Apparently, all it takes for President-elect Donald Trump to get over being called a "con man," " a fake," and "a phony" is a public expression of regret — something Mitt Romney, the author of a book called No Apology, was unwilling to provide.
Several people close to Trump and Romney spoke with CNN, recounting how Romney almost became Trump's secretary of state nominee. Following the election, Romney called to offer his congratulations, and Trump brought up the idea of him being part of his Cabinet. As their conversations continued, Trump reportedly was "pleasantly surprised" with how well the two got along. Top Trump advisers Kellyanne Conway and Steve Bannon were vocal in their belief that Romney's previous comments were unforgivable, but incoming chief of staff Reince Priebus and Vice President-elect Mike Pence suggested a public apology from Romney would smooth things over.

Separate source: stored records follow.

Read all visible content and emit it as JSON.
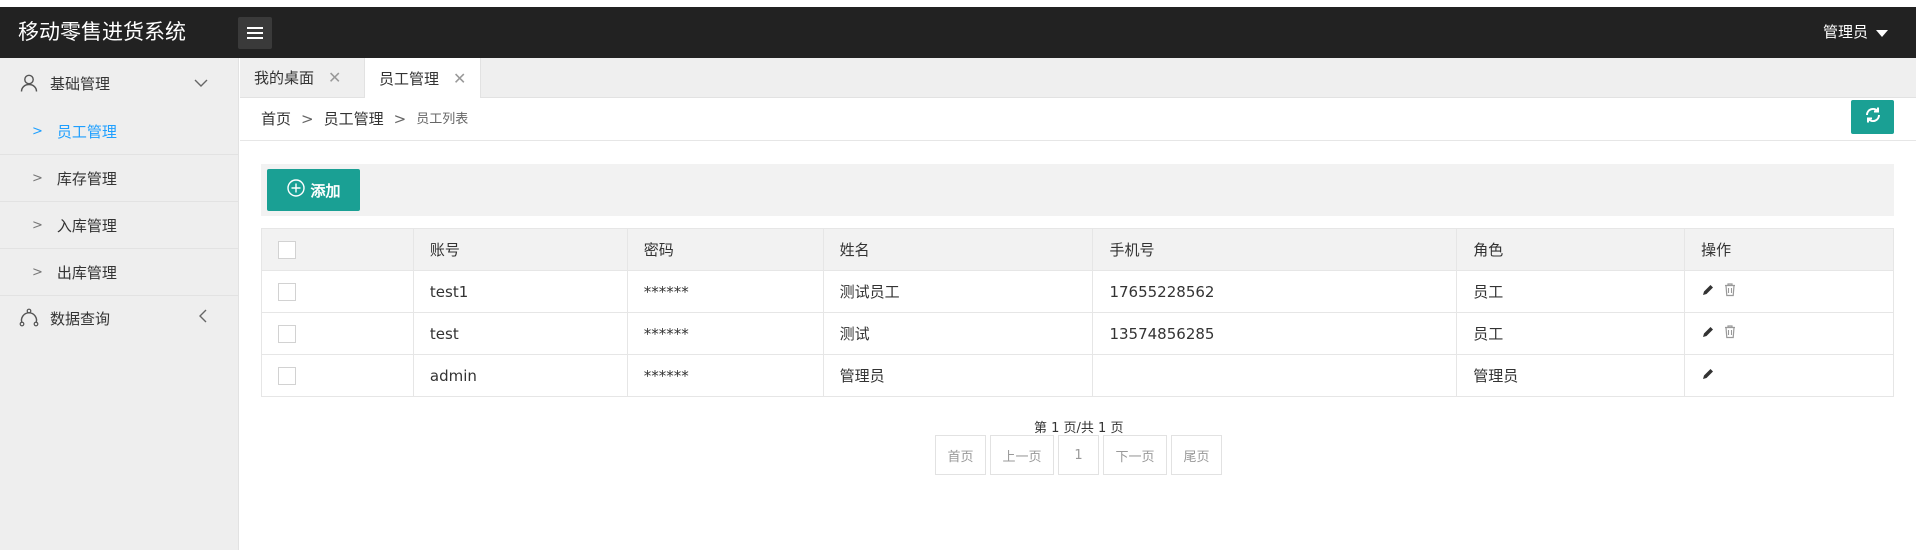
{
  "header": {
    "app_title": "移动零售进货系统",
    "user_label": "管理员"
  },
  "sidebar": {
    "groups": [
      {
        "label": "基础管理",
        "icon": "user-icon",
        "expanded": true,
        "items": [
          {
            "label": "员工管理",
            "active": true
          },
          {
            "label": "库存管理",
            "active": false
          },
          {
            "label": "入库管理",
            "active": false
          },
          {
            "label": "出库管理",
            "active": false
          }
        ]
      },
      {
        "label": "数据查询",
        "icon": "chart-icon",
        "expanded": false,
        "items": []
      }
    ]
  },
  "tabs": [
    {
      "label": "我的桌面",
      "active": false
    },
    {
      "label": "员工管理",
      "active": true
    }
  ],
  "breadcrumb": {
    "items": [
      "首页",
      "员工管理",
      "员工列表"
    ],
    "separator": ">"
  },
  "toolbar": {
    "add_label": "添加"
  },
  "table": {
    "headers": [
      "账号",
      "密码",
      "姓名",
      "手机号",
      "角色",
      "操作"
    ],
    "rows": [
      {
        "account": "test1",
        "password": "******",
        "name": "测试员工",
        "phone": "17655228562",
        "role": "员工",
        "can_delete": true
      },
      {
        "account": "test",
        "password": "******",
        "name": "测试",
        "phone": "13574856285",
        "role": "员工",
        "can_delete": true
      },
      {
        "account": "admin",
        "password": "******",
        "name": "管理员",
        "phone": "",
        "role": "管理员",
        "can_delete": false
      }
    ]
  },
  "pagination": {
    "info": "第 1 页/共 1 页",
    "first": "首页",
    "prev": "上一页",
    "current": "1",
    "next": "下一页",
    "last": "尾页"
  },
  "colors": {
    "header_bg": "#222222",
    "accent": "#1aa094",
    "active_link": "#1e9fff"
  }
}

Trump asked Romney to say, in front of the world, that he was "wrong" about Trump, CNN reports. Romney offered him praise for how he was currently conducting himself, but would not take back his past harsh statements. The two also didn't see eye to eye on Russia; Romney argued that Russian President Vladimir Putin can't be trusted or negotiated with, but believed he could balance Trump's foreign policy. Some observers believe Trump was trying to embarrass Romney, but he "never felt he was being played," a friend told CNN. Trump ultimately went with ExxonMobil CEO Rex Tillerson as his choice for secretary of state, but former Romney adviser Dan Senor told CNN that Romney doesn't regret putting himself out there. "Romney was prepared to subject himself to this process because of the country he loves and that he wants to serve," he added. "It's really that simple."